The three limbs from Denton were addressed as follows:

  1. The breach was serious and significant. It meant that the claimant could not consider the appropriateness of settlement and/or mediation, it not being in possession of all the information and evidence that the defendants would seek to rely on.
  2. The defendants sought to rely on the fact that they were litigants in person and did not understand the court directions as the reason for their failure and default. However, the defendants attended the hearing at which the directions were set, they received the Directions Order and the direction regarding witness evidence was not complex or difficult for a non-lawyer to understand. To argue that they could not deal with the claim properly on the basis that they were unrepresented was not a good reason for the failure to occur.
  3. The defendants’ participation in the proceedings had been poor – they had also failed to comply with the disclosure directions and filed their Listing Questionnaires late. The claimant was therefore required to make numerous applications to the court to compel the defendants to comply with directions, including the Unless Order which ultimately led to the claimant obtaining judgment. These applications increased the claimant’s costs and prevented the litigation from being conducted efficiently. The claimant had gone to significant expense in proceeding with the opposed claim and if the defendants had not had the intention of giving the claim the attention it required they should have either instructed solicitors to deal with the case on their behalf or they should not have defended the proceedings against them.

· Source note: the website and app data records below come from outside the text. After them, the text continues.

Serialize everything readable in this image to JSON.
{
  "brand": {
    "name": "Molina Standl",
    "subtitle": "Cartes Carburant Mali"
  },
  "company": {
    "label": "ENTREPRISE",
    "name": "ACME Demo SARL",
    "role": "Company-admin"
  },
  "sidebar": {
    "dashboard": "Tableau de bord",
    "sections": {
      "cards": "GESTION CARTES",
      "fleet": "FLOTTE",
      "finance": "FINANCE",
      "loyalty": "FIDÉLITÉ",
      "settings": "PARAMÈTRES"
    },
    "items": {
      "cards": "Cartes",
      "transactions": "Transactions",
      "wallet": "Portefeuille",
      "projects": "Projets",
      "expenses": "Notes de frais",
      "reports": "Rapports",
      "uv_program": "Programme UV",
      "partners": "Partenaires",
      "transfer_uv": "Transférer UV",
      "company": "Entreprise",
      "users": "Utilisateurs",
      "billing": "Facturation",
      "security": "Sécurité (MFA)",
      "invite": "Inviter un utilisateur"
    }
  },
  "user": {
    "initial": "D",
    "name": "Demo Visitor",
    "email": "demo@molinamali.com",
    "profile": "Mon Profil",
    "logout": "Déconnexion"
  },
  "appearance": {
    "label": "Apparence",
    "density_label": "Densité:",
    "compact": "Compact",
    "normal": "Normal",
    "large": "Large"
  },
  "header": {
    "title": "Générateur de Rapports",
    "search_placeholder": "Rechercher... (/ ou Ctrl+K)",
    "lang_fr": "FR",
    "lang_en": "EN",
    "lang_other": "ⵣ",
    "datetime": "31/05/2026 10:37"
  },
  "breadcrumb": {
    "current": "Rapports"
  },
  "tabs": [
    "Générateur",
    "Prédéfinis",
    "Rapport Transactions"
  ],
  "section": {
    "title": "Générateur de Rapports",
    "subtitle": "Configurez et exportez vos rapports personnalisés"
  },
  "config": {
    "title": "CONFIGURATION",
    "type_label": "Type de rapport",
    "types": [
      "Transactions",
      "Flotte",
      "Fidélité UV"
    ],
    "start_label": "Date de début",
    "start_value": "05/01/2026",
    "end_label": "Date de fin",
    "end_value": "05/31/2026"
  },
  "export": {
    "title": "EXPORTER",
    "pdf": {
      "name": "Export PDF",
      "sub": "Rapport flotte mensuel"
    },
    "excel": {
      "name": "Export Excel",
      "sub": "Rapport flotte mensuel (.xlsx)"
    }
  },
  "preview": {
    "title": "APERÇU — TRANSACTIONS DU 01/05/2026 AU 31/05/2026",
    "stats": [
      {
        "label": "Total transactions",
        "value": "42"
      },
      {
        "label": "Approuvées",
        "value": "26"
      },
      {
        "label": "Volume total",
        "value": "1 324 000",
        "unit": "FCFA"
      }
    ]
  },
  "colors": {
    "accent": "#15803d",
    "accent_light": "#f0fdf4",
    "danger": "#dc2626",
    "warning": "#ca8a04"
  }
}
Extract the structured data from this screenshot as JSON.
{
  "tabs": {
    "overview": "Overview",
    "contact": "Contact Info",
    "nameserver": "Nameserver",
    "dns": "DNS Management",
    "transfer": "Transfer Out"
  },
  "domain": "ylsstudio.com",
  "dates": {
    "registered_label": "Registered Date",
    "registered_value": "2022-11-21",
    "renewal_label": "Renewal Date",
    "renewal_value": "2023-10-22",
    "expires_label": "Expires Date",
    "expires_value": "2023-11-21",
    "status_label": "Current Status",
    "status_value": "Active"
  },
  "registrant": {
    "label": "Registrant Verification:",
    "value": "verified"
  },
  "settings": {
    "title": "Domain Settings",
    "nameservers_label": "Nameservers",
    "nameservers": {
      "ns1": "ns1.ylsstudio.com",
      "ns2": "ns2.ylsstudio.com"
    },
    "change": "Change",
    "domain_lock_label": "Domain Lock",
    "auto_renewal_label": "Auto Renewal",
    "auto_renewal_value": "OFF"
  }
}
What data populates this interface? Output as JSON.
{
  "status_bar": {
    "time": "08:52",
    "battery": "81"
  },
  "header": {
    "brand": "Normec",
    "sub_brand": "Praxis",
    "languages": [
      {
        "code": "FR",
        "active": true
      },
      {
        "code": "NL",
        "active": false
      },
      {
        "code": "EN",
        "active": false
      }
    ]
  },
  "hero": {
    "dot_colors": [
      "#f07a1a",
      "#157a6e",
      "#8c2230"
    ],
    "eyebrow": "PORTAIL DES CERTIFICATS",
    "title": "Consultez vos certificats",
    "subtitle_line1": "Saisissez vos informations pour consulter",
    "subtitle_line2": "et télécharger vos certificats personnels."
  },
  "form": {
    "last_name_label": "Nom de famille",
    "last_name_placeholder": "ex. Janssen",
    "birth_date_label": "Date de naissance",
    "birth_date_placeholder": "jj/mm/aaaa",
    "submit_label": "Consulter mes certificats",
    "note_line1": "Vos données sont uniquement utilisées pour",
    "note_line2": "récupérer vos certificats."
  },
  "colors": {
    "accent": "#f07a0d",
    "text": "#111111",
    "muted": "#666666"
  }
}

The Jackson Reforms saw a move towards tightening up civil litigation procedure and the Mitchell case showed the full force of those changes in practice.

Some considered that Denton may have been a step back from the strict approach taken in the Mitchell case, but in reality the guidelines set out in it show that the courts are continuing to apply the principles of the Jackson Reforms so that litigation can be conducted efficiently and at a proportionate cost.

Undoubtedly, the proper course of action is to comply with court directions. If that is not possible then the inability to comply should be identified early and an application made to vary the directions well in advance of the deadline.
The court is unlikely to refuse such a request if the overall timetable is unaffected. If that fails, then an application for relief from sanctions should be made promptly and should properly address the guidance set out in Denton.

Katherine Clark is a solicitor at Ford & Warren